» **WHAT YOU HAVE TO DO**:
The whole listing below should be output again, word for word.

- - - - -

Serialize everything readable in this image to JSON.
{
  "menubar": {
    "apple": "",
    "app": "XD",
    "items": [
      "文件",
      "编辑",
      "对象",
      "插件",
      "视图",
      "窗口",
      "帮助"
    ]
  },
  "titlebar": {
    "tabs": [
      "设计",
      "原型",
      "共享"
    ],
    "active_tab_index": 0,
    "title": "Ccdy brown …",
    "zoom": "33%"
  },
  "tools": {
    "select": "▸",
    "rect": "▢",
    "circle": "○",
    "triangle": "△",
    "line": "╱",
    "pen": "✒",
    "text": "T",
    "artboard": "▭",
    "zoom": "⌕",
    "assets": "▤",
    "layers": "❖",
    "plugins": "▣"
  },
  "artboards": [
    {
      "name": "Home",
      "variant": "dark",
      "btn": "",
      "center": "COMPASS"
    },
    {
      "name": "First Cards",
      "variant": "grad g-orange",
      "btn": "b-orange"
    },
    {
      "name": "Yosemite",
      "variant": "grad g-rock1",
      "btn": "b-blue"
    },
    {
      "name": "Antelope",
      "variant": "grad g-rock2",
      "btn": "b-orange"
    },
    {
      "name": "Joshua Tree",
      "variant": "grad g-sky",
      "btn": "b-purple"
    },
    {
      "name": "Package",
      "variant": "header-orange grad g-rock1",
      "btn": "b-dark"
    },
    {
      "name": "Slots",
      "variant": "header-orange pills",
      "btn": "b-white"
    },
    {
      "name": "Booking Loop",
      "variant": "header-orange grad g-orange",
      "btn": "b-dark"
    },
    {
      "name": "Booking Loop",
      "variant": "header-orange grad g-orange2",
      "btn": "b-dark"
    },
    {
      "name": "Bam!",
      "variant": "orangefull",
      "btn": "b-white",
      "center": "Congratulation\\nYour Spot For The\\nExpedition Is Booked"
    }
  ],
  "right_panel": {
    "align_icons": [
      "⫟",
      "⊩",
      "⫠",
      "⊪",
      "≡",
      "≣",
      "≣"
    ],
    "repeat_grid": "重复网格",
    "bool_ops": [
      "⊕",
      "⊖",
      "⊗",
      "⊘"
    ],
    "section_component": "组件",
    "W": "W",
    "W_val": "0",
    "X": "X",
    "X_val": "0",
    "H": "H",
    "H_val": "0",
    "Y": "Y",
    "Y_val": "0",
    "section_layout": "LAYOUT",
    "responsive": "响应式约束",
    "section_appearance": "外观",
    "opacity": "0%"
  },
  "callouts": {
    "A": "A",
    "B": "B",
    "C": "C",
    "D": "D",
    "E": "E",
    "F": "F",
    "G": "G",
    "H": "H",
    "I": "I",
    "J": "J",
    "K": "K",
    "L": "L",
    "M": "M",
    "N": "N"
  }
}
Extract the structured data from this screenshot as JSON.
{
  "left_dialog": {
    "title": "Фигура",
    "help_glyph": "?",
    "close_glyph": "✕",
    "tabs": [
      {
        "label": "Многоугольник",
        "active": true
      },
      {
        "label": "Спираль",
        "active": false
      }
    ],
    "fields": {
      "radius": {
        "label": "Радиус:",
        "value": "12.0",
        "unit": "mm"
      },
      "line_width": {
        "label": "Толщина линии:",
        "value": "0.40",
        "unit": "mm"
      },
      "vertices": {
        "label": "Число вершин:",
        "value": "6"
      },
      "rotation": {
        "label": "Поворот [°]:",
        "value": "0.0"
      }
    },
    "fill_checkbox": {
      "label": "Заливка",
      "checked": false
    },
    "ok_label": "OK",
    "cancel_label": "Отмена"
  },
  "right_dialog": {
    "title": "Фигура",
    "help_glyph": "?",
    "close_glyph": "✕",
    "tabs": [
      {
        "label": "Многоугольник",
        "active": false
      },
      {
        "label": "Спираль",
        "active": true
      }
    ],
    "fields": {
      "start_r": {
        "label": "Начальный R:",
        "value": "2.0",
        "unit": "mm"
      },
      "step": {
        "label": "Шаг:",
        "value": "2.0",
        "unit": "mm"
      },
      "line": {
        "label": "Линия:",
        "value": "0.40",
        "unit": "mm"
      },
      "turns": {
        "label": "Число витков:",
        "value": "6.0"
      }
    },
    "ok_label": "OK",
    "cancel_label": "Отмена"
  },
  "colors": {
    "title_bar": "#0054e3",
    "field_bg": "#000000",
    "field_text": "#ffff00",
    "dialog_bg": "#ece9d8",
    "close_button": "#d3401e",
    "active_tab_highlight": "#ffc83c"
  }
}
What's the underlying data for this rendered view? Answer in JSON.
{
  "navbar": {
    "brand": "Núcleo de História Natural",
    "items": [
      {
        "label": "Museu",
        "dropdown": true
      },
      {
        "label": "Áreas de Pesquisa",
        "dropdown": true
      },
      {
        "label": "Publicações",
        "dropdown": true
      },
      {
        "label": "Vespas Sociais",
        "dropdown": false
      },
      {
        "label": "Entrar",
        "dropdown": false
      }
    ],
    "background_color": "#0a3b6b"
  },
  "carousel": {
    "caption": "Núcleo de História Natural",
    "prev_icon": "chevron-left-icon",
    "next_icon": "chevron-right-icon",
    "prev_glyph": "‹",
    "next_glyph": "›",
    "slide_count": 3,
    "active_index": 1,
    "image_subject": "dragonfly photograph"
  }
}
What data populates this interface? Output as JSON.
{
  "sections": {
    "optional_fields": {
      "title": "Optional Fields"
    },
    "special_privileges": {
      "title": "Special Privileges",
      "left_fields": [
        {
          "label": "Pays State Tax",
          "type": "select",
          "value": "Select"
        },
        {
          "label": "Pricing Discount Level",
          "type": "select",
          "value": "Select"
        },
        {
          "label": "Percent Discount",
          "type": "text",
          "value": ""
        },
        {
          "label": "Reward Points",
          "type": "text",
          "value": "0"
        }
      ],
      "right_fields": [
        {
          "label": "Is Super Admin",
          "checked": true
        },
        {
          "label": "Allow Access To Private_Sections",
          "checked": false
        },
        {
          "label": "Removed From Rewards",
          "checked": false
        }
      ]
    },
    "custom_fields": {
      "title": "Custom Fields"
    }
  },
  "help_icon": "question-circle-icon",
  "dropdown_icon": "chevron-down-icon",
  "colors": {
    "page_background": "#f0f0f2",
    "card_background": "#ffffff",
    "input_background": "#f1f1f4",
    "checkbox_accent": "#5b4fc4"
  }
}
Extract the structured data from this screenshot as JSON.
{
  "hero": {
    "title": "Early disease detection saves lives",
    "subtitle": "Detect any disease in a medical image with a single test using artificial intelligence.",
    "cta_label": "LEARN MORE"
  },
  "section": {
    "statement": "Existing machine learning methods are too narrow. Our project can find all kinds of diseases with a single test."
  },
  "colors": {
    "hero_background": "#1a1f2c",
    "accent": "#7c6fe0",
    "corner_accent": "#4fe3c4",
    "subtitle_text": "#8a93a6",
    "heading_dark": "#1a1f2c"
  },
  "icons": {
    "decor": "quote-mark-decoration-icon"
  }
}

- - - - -

» **YOUR SOLUTION**:
Serialize everything readable in this image to JSON.
{
  "menubar": {
    "apple": "",
    "app": "XD",
    "items": [
      "文件",
      "编辑",
      "对象",
      "插件",
      "视图",
      "窗口",
      "帮助"
    ]
  },
  "titlebar": {
    "tabs": [
      "设计",
      "原型",
      "共享"
    ],
    "active_tab_index": 0,
    "title": "Ccdy brown …",
    "zoom": "33%"
  },
  "tools": {
    "select": "▸",
    "rect": "▢",
    "circle": "○",
    "triangle": "△",
    "line": "╱",
    "pen": "✒",
    "text": "T",
    "artboard": "▭",
    "zoom": "⌕",
    "assets": "▤",
    "layers": "❖",
    "plugins": "▣"
  },
  "artboards": [
    {
      "name": "Home",
      "variant": "dark",
      "btn": "",
      "center": "COMPASS"
    },
    {
      "name": "First Cards",
      "variant": "grad g-orange",
      "btn": "b-orange"
    },
    {
      "name": "Yosemite",
      "variant": "grad g-rock1",
      "btn": "b-blue"
    },
    {
      "name": "Antelope",
      "variant": "grad g-rock2",
      "btn": "b-orange"
    },
    {
      "name": "Joshua Tree",
      "variant": "grad g-sky",
      "btn": "b-purple"
    },
    {
      "name": "Package",
      "variant": "header-orange grad g-rock1",
      "btn": "b-dark"
    },
    {
      "name": "Slots",
      "variant": "header-orange pills",
      "btn": "b-white"
    },
    {
      "name": "Booking Loop",
      "variant": "header-orange grad g-orange",
      "btn": "b-dark"
    },
    {
      "name": "Booking Loop",
      "variant": "header-orange grad g-orange2",
      "btn": "b-dark"
    },
    {
      "name": "Bam!",
      "variant": "orangefull",
      "btn": "b-white",
      "center": "Congratulation\\nYour Spot For The\\nExpedition Is Booked"
    }
  ],
  "right_panel": {
    "align_icons": [
      "⫟",
      "⊩",
      "⫠",
      "⊪",
      "≡",
      "≣",
      "≣"
    ],
    "repeat_grid": "重复网格",
    "bool_ops": [
      "⊕",
      "⊖",
      "⊗",
      "⊘"
    ],
    "section_component": "组件",
    "W": "W",
    "W_val": "0",
    "X": "X",
    "X_val": "0",
    "H": "H",
    "H_val": "0",
    "Y": "Y",
    "Y_val": "0",
    "section_layout": "LAYOUT",
    "responsive": "响应式约束",
    "section_appearance": "外观",
    "opacity": "0%"
  },
  "callouts": {
    "A": "A",
    "B": "B",
    "C": "C",
    "D": "D",
    "E": "E",
    "F": "F",
    "G": "G",
    "H": "H",
    "I": "I",
    "J": "J",
    "K": "K",
    "L": "L",
    "M": "M",
    "N": "N"
  }
}
Extract the structured data from this screenshot as JSON.
{
  "left_dialog": {
    "title": "Фигура",
    "help_glyph": "?",
    "close_glyph": "✕",
    "tabs": [
      {
        "label": "Многоугольник",
        "active": true
      },
      {
        "label": "Спираль",
        "active": false
      }
    ],
    "fields": {
      "radius": {
        "label": "Радиус:",
        "value": "12.0",
        "unit": "mm"
      },
      "line_width": {
        "label": "Толщина линии:",
        "value": "0.40",
        "unit": "mm"
      },
      "vertices": {
        "label": "Число вершин:",
        "value": "6"
      },
      "rotation": {
        "label": "Поворот [°]:",
        "value": "0.0"
      }
    },
    "fill_checkbox": {
      "label": "Заливка",
      "checked": false
    },
    "ok_label": "OK",
    "cancel_label": "Отмена"
  },
  "right_dialog": {
    "title": "Фигура",
    "help_glyph": "?",
    "close_glyph": "✕",
    "tabs": [
      {
        "label": "Многоугольник",
        "active": false
      },
      {
        "label": "Спираль",
        "active": true
      }
    ],
    "fields": {
      "start_r": {
        "label": "Начальный R:",
        "value": "2.0",
        "unit": "mm"
      },
      "step": {
        "label": "Шаг:",
        "value": "2.0",
        "unit": "mm"
      },
      "line": {
        "label": "Линия:",
        "value": "0.40",
        "unit": "mm"
      },
      "turns": {
        "label": "Число витков:",
        "value": "6.0"
      }
    },
    "ok_label": "OK",
    "cancel_label": "Отмена"
  },
  "colors": {
    "title_bar": "#0054e3",
    "field_bg": "#000000",
    "field_text": "#ffff00",
    "dialog_bg": "#ece9d8",
    "close_button": "#d3401e",
    "active_tab_highlight": "#ffc83c"
  }
}
What's the underlying data for this rendered view? Answer in JSON.
{
  "navbar": {
    "brand": "Núcleo de História Natural",
    "items": [
      {
        "label": "Museu",
        "dropdown": true
      },
      {
        "label": "Áreas de Pesquisa",
        "dropdown": true
      },
      {
        "label": "Publicações",
        "dropdown": true
      },
      {
        "label": "Vespas Sociais",
        "dropdown": false
      },
      {
        "label": "Entrar",
        "dropdown": false
      }
    ],
    "background_color": "#0a3b6b"
  },
  "carousel": {
    "caption": "Núcleo de História Natural",
    "prev_icon": "chevron-left-icon",
    "next_icon": "chevron-right-icon",
    "prev_glyph": "‹",
    "next_glyph": "›",
    "slide_count": 3,
    "active_index": 1,
    "image_subject": "dragonfly photograph"
  }
}
What data populates this interface? Output as JSON.
{
  "sections": {
    "optional_fields": {
      "title": "Optional Fields"
    },
    "special_privileges": {
      "title": "Special Privileges",
      "left_fields": [
        {
          "label": "Pays State Tax",
          "type": "select",
          "value": "Select"
        },
        {
          "label": "Pricing Discount Level",
          "type": "select",
          "value": "Select"
        },
        {
          "label": "Percent Discount",
          "type": "text",
          "value": ""
        },
        {
          "label": "Reward Points",
          "type": "text",
          "value": "0"
        }
      ],
      "right_fields": [
        {
          "label": "Is Super Admin",
          "checked": true
        },
        {
          "label": "Allow Access To Private_Sections",
          "checked": false
        },
        {
          "label": "Removed From Rewards",
          "checked": false
        }
      ]
    },
    "custom_fields": {
      "title": "Custom Fields"
    }
  },
  "help_icon": "question-circle-icon",
  "dropdown_icon": "chevron-down-icon",
  "colors": {
    "page_background": "#f0f0f2",
    "card_background": "#ffffff",
    "input_background": "#f1f1f4",
    "checkbox_accent": "#5b4fc4"
  }
}
Extract the structured data from this screenshot as JSON.
{
  "hero": {
    "title": "Early disease detection saves lives",
    "subtitle": "Detect any disease in a medical image with a single test using artificial intelligence.",
    "cta_label": "LEARN MORE"
  },
  "section": {
    "statement": "Existing machine learning methods are too narrow. Our project can find all kinds of diseases with a single test."
  },
  "colors": {
    "hero_background": "#1a1f2c",
    "accent": "#7c6fe0",
    "corner_accent": "#4fe3c4",
    "subtitle_text": "#8a93a6",
    "heading_dark": "#1a1f2c"
  },
  "icons": {
    "decor": "quote-mark-decoration-icon"
  }
}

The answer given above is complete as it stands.